(Try it) Each line in the entries below that holds the string "беспроводного" must be copied.

-=-=-

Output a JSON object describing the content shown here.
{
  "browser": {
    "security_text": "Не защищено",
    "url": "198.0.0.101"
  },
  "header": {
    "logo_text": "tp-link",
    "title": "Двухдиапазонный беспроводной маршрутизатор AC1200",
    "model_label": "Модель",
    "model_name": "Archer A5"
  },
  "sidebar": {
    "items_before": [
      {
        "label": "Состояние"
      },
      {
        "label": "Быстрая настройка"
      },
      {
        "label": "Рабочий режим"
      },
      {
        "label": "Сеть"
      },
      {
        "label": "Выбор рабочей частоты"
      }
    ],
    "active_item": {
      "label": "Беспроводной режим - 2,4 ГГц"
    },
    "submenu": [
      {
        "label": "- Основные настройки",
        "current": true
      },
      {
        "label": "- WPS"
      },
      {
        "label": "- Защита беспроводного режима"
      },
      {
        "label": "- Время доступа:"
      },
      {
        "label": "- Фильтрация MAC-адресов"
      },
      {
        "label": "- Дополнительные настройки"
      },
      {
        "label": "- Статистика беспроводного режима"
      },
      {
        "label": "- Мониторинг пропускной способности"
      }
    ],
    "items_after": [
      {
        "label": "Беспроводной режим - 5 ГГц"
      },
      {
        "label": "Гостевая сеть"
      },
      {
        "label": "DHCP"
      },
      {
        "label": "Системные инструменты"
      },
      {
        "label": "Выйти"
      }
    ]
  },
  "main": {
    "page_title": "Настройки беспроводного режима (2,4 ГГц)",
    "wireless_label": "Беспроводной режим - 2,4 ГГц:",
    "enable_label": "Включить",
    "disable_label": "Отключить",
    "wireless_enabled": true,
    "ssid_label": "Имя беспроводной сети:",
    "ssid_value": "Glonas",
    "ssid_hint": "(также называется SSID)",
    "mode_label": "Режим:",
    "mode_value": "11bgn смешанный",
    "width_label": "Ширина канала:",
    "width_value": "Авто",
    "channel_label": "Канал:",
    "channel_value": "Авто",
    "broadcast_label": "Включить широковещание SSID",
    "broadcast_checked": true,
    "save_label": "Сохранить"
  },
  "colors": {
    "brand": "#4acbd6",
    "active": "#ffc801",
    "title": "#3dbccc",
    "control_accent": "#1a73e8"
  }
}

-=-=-

(Answer space)
        "label": "- Защита беспроводного режима"
        "label": "- Статистика беспроводного режима"
    "page_title": "Настройки беспроводного режима (2,4 ГГц)",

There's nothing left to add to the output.